That is, of course, true, and precisely what Susan Jacoby seeks to address in Alger Hiss and the Battle for History. If Shelton fails by giving her reader too much summary of other works, and makes unproven arguments about the extent of Hiss’s espionage, Jacoby fails in her desire to depict a moral equivalence between those who believe Hiss is innocent and those who believe he is guilty, and who rightly feel vindicated that the new research proves they are correct. Jacoby’s problem is that, while she too acknowledges the preponderance of evidence proves that Hiss had been a Soviet agent, she wants those who believed him innocent to be judged correct when they argue that Hiss’s guilt in no way impugns the reputation of the administration in which he served.

Jacoby is fairly sure that Alger Hiss was a Communist party member, as well as a spy. When David Remnick told Hiss, during an interview in 1986, that the “democratic socialist” Irving Howe believed Hiss had lied, Hiss replied: “Howe? Howe? I don’t consider him to be on the left.” He also told Remnick that he admired Stalin as “very impressive .  .  . decisive, soft-spoken, very clear-headed.” As Jacoby notes, this was (in 1986) a “bizarre observation for anyone to make” about Joseph Stalin.

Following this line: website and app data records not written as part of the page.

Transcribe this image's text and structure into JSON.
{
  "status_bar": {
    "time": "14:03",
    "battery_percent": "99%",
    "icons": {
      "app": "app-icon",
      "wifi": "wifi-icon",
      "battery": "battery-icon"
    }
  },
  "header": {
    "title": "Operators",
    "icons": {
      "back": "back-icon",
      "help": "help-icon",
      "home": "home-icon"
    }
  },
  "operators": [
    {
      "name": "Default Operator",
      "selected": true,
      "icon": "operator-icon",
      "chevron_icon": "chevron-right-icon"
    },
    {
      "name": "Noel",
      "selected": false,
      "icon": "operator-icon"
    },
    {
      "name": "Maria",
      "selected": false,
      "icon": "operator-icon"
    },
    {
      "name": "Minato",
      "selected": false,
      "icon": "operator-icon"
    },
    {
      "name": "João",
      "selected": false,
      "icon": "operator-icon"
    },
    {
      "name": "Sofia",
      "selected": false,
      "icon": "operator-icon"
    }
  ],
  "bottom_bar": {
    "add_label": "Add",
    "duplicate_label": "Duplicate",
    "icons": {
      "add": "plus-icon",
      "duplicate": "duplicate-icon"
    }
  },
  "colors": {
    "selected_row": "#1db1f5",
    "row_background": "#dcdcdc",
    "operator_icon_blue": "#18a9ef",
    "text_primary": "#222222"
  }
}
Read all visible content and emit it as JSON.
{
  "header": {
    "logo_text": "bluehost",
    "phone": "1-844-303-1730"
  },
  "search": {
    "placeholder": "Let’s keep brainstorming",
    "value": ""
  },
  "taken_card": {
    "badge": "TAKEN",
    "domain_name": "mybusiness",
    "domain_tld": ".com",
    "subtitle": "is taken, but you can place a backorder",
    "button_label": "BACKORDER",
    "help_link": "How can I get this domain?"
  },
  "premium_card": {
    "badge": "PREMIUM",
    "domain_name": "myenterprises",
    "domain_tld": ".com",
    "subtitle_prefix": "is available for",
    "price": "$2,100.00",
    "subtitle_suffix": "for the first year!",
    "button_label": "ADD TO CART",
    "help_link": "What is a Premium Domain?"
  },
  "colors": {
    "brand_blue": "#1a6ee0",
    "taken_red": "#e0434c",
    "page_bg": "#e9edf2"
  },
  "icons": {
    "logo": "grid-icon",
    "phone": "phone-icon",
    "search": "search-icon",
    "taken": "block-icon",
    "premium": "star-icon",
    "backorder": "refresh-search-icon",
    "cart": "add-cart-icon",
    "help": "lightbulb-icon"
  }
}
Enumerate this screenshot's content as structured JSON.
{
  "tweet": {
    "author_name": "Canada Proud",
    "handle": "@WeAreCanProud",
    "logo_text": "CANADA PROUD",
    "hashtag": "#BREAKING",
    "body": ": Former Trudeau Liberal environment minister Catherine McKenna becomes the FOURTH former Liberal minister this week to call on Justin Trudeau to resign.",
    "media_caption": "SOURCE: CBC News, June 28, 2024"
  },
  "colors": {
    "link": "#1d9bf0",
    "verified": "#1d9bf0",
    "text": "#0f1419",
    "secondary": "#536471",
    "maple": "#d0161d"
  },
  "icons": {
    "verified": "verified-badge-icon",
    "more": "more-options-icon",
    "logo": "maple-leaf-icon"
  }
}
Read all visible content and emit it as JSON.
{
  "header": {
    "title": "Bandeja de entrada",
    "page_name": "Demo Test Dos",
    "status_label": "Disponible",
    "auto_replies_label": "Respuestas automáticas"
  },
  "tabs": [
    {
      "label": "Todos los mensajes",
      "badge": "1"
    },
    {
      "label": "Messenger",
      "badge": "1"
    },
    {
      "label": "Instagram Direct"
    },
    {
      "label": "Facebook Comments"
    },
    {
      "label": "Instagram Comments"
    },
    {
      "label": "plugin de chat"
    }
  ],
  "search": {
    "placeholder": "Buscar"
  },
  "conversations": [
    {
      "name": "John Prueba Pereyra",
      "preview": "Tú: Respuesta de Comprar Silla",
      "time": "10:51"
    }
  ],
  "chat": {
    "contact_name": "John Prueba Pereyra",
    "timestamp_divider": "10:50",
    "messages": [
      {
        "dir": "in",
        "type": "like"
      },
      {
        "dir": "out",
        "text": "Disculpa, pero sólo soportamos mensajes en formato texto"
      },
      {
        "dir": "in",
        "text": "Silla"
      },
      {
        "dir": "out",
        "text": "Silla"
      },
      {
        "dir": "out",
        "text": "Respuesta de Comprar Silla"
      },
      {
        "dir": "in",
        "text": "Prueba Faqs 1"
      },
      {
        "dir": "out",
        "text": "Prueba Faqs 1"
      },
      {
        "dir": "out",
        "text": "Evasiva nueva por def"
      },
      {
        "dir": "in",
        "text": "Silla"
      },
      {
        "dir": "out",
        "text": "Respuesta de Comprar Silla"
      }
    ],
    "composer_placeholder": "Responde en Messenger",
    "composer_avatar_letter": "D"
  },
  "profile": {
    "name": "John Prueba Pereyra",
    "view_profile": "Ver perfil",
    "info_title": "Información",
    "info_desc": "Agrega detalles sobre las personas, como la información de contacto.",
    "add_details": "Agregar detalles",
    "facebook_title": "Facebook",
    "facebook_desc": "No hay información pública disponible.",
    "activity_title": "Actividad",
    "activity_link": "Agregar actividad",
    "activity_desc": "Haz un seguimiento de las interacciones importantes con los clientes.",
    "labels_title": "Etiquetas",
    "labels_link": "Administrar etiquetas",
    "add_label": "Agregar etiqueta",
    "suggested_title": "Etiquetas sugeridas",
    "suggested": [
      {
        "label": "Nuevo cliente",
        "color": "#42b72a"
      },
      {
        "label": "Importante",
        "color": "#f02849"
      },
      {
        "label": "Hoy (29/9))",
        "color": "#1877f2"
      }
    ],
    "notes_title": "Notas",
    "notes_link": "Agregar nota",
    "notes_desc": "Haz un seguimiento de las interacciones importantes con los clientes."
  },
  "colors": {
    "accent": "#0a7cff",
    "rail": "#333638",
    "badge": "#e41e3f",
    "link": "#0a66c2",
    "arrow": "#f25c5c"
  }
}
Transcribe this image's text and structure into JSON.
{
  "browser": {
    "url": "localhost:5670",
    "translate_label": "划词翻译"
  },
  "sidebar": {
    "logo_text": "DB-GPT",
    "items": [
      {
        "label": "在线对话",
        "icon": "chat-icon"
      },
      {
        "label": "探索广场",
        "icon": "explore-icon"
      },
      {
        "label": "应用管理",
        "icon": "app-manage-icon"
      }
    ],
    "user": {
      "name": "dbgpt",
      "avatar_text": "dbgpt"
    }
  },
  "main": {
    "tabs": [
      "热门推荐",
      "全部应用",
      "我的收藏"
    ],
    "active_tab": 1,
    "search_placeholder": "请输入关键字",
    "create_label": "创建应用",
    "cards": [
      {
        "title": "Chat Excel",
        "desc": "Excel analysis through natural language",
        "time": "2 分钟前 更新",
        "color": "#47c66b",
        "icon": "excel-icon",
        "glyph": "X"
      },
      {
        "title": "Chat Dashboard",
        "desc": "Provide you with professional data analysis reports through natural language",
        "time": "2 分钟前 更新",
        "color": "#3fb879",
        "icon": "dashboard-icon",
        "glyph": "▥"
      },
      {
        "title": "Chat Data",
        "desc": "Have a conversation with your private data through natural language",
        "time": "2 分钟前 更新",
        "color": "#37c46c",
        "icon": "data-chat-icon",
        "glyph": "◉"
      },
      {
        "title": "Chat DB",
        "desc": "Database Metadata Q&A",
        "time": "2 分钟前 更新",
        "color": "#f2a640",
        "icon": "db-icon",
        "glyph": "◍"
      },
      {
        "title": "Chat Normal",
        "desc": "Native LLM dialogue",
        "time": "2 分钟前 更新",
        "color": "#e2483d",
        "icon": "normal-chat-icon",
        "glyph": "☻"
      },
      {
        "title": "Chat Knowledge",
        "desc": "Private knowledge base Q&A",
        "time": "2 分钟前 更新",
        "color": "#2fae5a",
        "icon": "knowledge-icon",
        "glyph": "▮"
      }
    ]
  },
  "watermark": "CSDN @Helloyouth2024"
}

She then asserts that Hiss’s views were “most indicative of a Communist background” since Communists always hated opponents on the left who offered an alternative to Bolshevism, his “mask slipped when Remnick mentioned Howe,” and he made the mistake of “displaying genuine anger instead of maintaining a superior posture of tolerance.”